Conclusions The risk of suicide death is 100-fold higher in people living with HIV than in the general population. Lifetime incidence of suicidal ideation and attempts are substantially high. Suicide risk assessments should be a priority in PLWHA, especially for those with more advanced disease.

  • suicide
  • suicidal ideation
  • suicide
  • attempted
  • models
  • statistical
  • neuropsychiatry

Data availability statement

All data relevant to the study are included in the article or uploaded as supplementary information.

This is an open access article distributed in accordance with the Creative Commons Attribution Non Commercial (CC BY-NC 4.0) license, which permits others to distribute, remix, adapt, build upon this work non-commercially, and license their derivative works on different terms, provided the original work is properly cited, appropriate credit is given, any changes made indicated, and the use is non-commercial. See:

Statistics from

Data availability statement

All data relevant to the study are included in the article or uploaded as supplementary information.

View Full Text

Supplementary materials

  • Supplementary Data

    This web only file has been produced by the BMJ Publishing Group from an electronic file supplied by the author(s) and has not been edited for content.


  • Twitter @Jeddy007

  • MP and MC contributed equally.

  • Contributors PS: supervised the study. HW, MP, NL and MCC: data collation, analysis, and coauthorship. AS and DMB: data collation and coauthorship. PS and AS: duplicate assessment of study bias and coauthorship. HW, MP, NL, MCC, PS and AS: library search for literature review. PS, VMC and PD: methodology expert and data analysis. PS and MM: drafted the manuscript. All authors have read and approved the final manuscript.

  • Funding This work was supported by a U.S. National Institutes of Health (NIH) Director’s Transformative Award 1R01AI145057 (PS)

  • Map disclaimer The depiction of boundaries on this map does not imply the expression of any opinion whatsoever on the part of BMJ (or any member of its group) concerning the legal status of any country, territory, jurisdiction or area or of its authorities.
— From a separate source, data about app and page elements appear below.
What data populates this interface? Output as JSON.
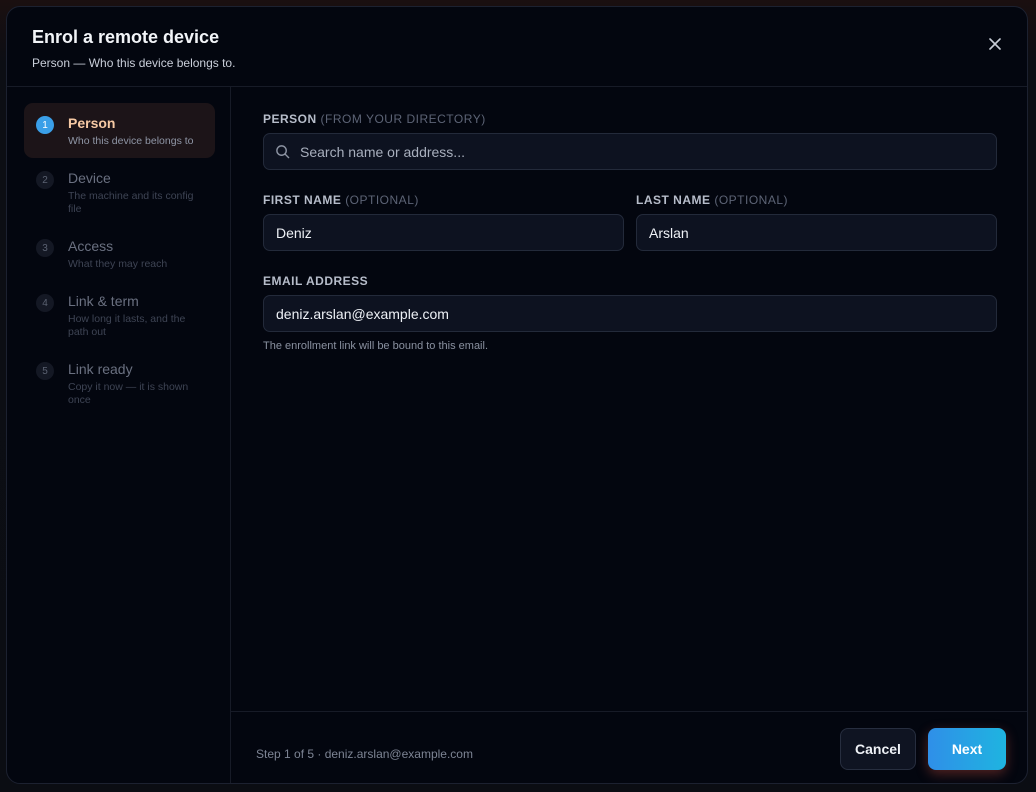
{
  "dialog": {
    "title": "Enrol a remote device",
    "subtitle": "Person — Who this device belongs to.",
    "close_icon": "close-icon"
  },
  "steps": [
    {
      "number": "1",
      "label": "Person",
      "description": "Who this device belongs to",
      "active": true
    },
    {
      "number": "2",
      "label": "Device",
      "description": "The machine and its config file",
      "active": false
    },
    {
      "number": "3",
      "label": "Access",
      "description": "What they may reach",
      "active": false
    },
    {
      "number": "4",
      "label": "Link & term",
      "description": "How long it lasts, and the path out",
      "active": false
    },
    {
      "number": "5",
      "label": "Link ready",
      "description": "Copy it now — it is shown once",
      "active": false
    }
  ],
  "form": {
    "person": {
      "label": "Person",
      "label_note": "(from your directory)",
      "placeholder": "Search name or address...",
      "value": ""
    },
    "first_name": {
      "label": "First name",
      "label_note": "(optional)",
      "value": "Deniz"
    },
    "last_name": {
      "label": "Last name",
      "label_note": "(optional)",
      "value": "Arslan"
    },
    "email": {
      "label": "Email address",
      "value": "deniz.arslan@example.com",
      "helper": "The enrollment link will be bound to this email."
    }
  },
  "footer": {
    "status": "Step 1 of 5 · deniz.arslan@example.com",
    "cancel_label": "Cancel",
    "next_label": "Next"
  },
  "colors": {
    "accent": "#2f8fe8",
    "accent_end": "#1fb4e0",
    "active_step_label": "#f6c9a4",
    "modal_bg": "#03060f"
  }
}
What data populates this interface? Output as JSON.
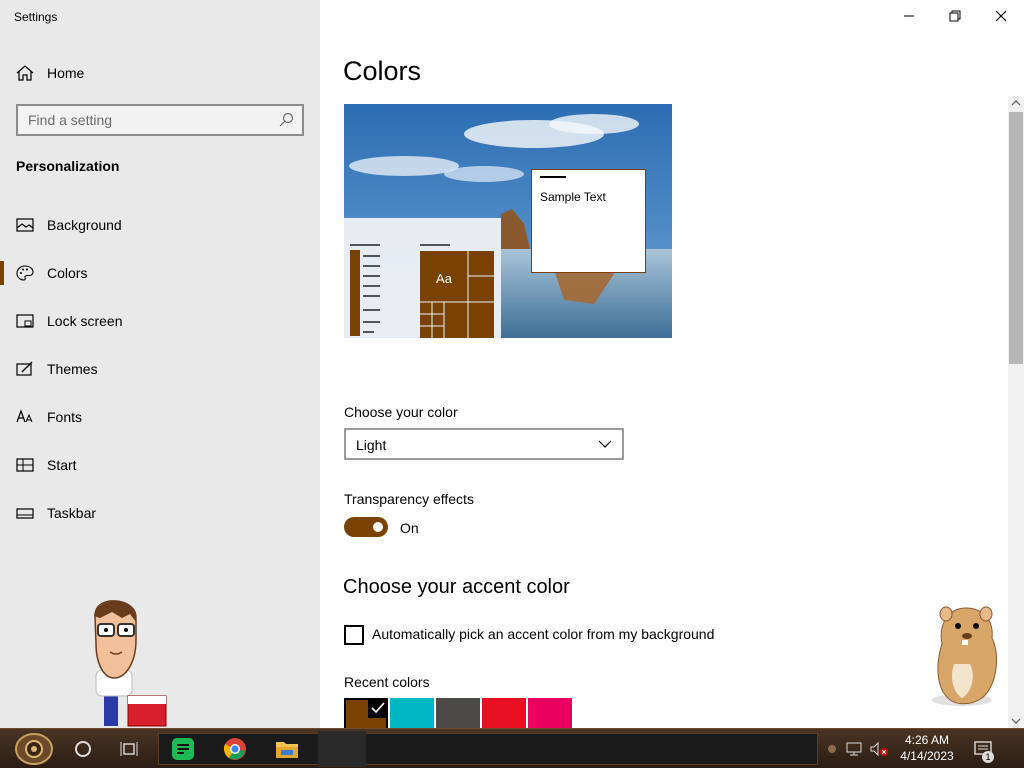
{
  "window": {
    "title": "Settings"
  },
  "sidebar": {
    "home_label": "Home",
    "search_placeholder": "Find a setting",
    "section": "Personalization",
    "items": [
      {
        "label": "Background",
        "icon": "picture-icon"
      },
      {
        "label": "Colors",
        "icon": "palette-icon",
        "active": true
      },
      {
        "label": "Lock screen",
        "icon": "lock-screen-icon"
      },
      {
        "label": "Themes",
        "icon": "themes-icon"
      },
      {
        "label": "Fonts",
        "icon": "fonts-icon"
      },
      {
        "label": "Start",
        "icon": "start-icon"
      },
      {
        "label": "Taskbar",
        "icon": "taskbar-icon"
      }
    ]
  },
  "main": {
    "title": "Colors",
    "preview_sample_text": "Sample Text",
    "preview_tile_text": "Aa",
    "choose_color_label": "Choose your color",
    "choose_color_value": "Light",
    "transparency_label": "Transparency effects",
    "transparency_state": "On",
    "accent_heading": "Choose your accent color",
    "auto_accent_label": "Automatically pick an accent color from my background",
    "recent_colors_label": "Recent colors",
    "recent_colors": [
      "#7a4200",
      "#00b7c3",
      "#4c4a48",
      "#e81123",
      "#ea005e"
    ]
  },
  "taskbar": {
    "time": "4:26 AM",
    "date": "4/14/2023",
    "notification_count": "1"
  },
  "colors": {
    "accent": "#7a4200"
  }
}
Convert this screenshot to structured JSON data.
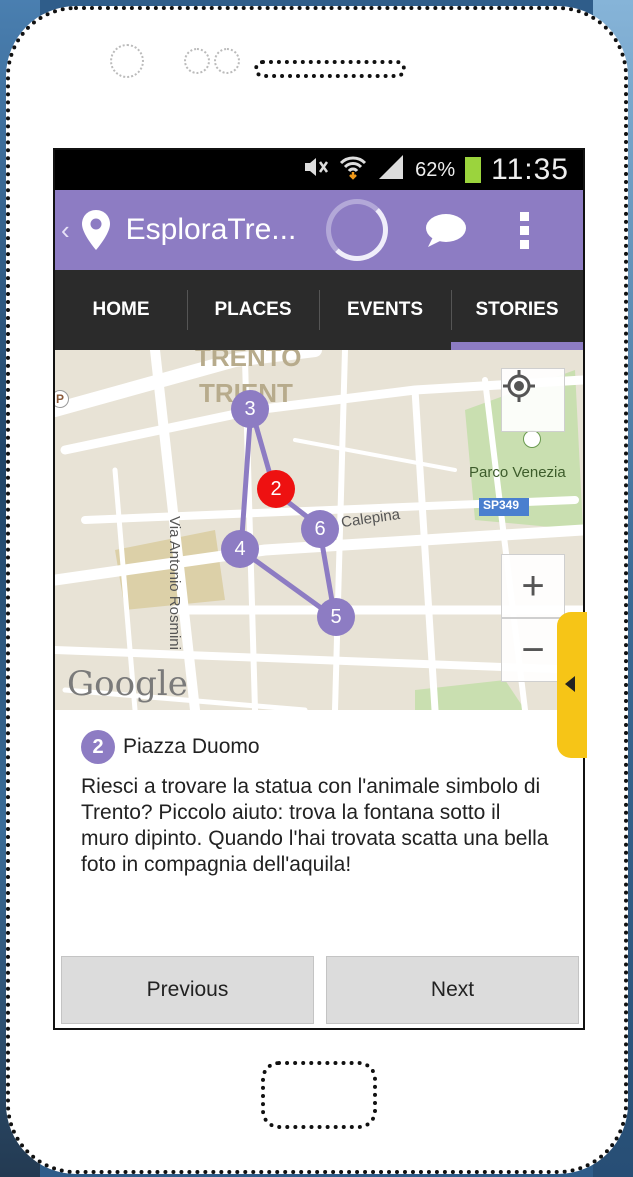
{
  "status_bar": {
    "battery_percent": "62%",
    "time": "11:35"
  },
  "action_bar": {
    "back_glyph": "‹",
    "title": "EsploraTre..."
  },
  "tabs": [
    {
      "label": "HOME",
      "active": false
    },
    {
      "label": "PLACES",
      "active": false
    },
    {
      "label": "EVENTS",
      "active": false
    },
    {
      "label": "STORIES",
      "active": true
    }
  ],
  "map": {
    "labels": {
      "city_1": "TRENTO",
      "city_2": "TRIENT",
      "park": "Parco Venezia",
      "road_shield": "SP349",
      "street_1": "Calepina",
      "street_2": "Via Antonio Rosmini",
      "parking": "P",
      "provider": "Google"
    },
    "markers": [
      {
        "label": "3",
        "active": false
      },
      {
        "label": "2",
        "active": true
      },
      {
        "label": "6",
        "active": false
      },
      {
        "label": "4",
        "active": false
      },
      {
        "label": "5",
        "active": false
      }
    ],
    "zoom_in_label": "+",
    "zoom_out_label": "−",
    "colors": {
      "route": "#8d7cc3",
      "active_marker": "#ee1111"
    }
  },
  "poi": {
    "number": "2",
    "title": "Piazza Duomo",
    "description": "Riesci a trovare la statua con l'animale simbolo di Trento? Piccolo aiuto: trova la fontana sotto il muro dipinto. Quando l'hai trovata scatta una bella foto in compagnia dell'aquila!"
  },
  "navigation": {
    "previous_label": "Previous",
    "next_label": "Next"
  },
  "icons": [
    "mute-icon",
    "wifi-icon",
    "signal-icon",
    "battery-icon",
    "pin-icon",
    "chat-icon",
    "overflow-menu-icon",
    "my-location-icon"
  ]
}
This map is provided without any warranty of any kind, either express or implied.

  • Competing interests None declared.

  • Provenance and peer review Not commissioned; externally peer reviewed.

  • Supplemental material This content has been supplied by the author(s). It has not been vetted by BMJ Publishing Group Limited (BMJ) and may not have been peer-reviewed. Any opinions or recommendations discussed are solely those of the author(s) and are not endorsed by BMJ. BMJ disclaims all liability and responsibility arising from any reliance placed on the content. Where the content includes any translated material, BMJ does not warrant the accuracy and reliability of the translations (including but not limited to local regulations, clinical guidelines, terminology, drug names and drug dosages), and is not responsible for any error and/or omissions arising from translation and adaptation or otherwise.

Request Permissions

If you wish to reuse any or all of this article please use the link below which will take you to the Copyright Clearance Center’s RightsLink service. You will be able to get a quick price and instant permission to reuse the content in many different ways.